Talking to parents must not be shirked
Many schools treated writing the report as a bureaucratic burden - and then blamed parents for not turning up! Schools usually claimed that parents didn't come because they were so happy with the school or because they were "apathetic". Governing bodies that held the Government and parents responsible for their own failures did the concept of community ownership of schools a grave disservice. The schools which entered The TES competition for the best report showed how successful an annual parents'
consultation could be.

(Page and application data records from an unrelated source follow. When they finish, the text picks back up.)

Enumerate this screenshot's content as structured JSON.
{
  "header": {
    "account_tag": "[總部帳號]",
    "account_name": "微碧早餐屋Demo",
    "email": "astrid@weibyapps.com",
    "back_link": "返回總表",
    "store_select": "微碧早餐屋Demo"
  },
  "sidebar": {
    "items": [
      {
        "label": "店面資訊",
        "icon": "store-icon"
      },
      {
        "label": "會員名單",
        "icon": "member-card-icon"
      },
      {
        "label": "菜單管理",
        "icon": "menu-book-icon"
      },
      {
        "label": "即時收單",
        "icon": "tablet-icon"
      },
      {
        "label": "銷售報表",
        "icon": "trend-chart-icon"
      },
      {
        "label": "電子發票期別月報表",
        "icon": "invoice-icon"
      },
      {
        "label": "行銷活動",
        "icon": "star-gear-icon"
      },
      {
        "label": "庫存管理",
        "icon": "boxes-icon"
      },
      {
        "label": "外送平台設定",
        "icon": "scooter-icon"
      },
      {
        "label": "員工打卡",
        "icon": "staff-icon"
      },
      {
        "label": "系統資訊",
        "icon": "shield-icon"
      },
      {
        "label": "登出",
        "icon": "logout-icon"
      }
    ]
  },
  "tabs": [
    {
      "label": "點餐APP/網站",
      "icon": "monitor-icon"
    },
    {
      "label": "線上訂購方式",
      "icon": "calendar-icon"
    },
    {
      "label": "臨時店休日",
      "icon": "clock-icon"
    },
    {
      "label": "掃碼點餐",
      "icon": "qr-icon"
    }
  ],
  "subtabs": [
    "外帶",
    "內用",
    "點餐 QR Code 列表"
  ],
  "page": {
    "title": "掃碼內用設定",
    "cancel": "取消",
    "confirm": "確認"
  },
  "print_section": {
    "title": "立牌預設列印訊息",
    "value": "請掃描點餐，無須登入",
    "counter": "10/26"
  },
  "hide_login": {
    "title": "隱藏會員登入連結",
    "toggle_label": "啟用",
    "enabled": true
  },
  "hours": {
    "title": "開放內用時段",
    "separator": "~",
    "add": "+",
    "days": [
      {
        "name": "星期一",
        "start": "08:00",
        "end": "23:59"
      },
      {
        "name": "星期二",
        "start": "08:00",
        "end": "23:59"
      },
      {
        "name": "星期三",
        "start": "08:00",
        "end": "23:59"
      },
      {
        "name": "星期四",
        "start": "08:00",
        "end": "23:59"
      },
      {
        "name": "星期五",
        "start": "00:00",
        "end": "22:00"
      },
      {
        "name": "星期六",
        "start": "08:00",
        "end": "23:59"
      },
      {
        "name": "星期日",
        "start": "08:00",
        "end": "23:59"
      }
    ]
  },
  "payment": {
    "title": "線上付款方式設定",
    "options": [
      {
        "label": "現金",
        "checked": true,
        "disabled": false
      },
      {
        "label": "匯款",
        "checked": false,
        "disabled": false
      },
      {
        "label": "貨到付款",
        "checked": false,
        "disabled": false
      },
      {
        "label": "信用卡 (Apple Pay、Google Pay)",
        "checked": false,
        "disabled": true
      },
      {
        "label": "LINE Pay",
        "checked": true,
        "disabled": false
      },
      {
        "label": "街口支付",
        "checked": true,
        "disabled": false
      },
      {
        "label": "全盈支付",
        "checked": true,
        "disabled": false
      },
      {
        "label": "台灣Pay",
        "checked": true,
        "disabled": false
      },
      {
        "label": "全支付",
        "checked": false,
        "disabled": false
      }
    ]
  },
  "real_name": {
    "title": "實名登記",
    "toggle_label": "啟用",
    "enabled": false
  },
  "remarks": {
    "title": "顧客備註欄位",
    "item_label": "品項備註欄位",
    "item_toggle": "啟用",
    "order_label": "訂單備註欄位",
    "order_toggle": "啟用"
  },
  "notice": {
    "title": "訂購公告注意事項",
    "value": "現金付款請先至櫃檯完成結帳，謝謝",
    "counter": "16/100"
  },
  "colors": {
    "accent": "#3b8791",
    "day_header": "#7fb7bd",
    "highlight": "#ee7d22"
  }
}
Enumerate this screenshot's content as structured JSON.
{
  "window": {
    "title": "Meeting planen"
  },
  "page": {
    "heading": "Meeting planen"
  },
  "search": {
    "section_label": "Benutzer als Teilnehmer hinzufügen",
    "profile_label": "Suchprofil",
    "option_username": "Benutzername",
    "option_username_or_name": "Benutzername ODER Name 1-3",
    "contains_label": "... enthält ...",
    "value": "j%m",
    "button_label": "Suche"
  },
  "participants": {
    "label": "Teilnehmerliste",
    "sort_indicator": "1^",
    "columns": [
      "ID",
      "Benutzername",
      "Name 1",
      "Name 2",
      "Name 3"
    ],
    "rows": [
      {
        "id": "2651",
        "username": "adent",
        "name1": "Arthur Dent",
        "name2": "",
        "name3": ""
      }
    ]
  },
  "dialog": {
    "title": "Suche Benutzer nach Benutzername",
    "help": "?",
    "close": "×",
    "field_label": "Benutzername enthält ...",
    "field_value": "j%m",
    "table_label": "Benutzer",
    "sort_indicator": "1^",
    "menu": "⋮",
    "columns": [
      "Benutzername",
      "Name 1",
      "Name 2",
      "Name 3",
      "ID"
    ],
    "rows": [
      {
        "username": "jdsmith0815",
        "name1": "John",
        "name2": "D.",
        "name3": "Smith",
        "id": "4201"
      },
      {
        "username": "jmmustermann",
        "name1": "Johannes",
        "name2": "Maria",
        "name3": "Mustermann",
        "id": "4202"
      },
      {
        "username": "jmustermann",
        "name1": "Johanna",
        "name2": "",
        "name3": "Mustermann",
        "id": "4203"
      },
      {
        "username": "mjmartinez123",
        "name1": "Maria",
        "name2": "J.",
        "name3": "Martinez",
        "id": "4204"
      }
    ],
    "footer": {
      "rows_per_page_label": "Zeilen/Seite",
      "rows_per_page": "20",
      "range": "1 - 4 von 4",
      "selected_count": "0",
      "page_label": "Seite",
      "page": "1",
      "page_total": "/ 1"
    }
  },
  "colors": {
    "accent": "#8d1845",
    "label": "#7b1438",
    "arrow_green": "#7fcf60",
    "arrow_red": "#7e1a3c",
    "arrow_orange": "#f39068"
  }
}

Some already treat the consultation with parents as the first step in revising and updating the school improvement plan. A primary in Somerset meets parents to talk about the ups and downs of the previous school year and what might be done better in the next. Later, all governors and staff get together to share ideas, so that the head can prepare a draft improvement plan.
Ofsted's expectations of schools in completing the self-evaluation form may turn out to be far more onerous than the annual parents' evening. Look at section 2 of the form and remember that it is the governors who sign it off: What are the views of learners, parentscarers and other stakeholders, and how do you know? What do these views have to tell you about learners'
standards, personal development and well-being, and the quality of your provision? How do you share these views? Can you give examples of action you have taken with an evaluation of the effectiveness of what you did?
A regular meeting with parents should probably be an element of that process. But schools need to be adopting strategies such as focus groups, interviews with cross-sections of parents and students, newsletters with facilities for responses. And there needs to be a regular formal gathering of views through a structured survey.
The new arrangements may prove more rigorous, time-consuming and expensive - but even more rewarding. We should get a clearer picture of how parents and learners see us, and they should get a clearer picture of what we are trying to achieve - making us far more accountable to the communities we serve.
Nigel Gann Nigel Gann is an education consultant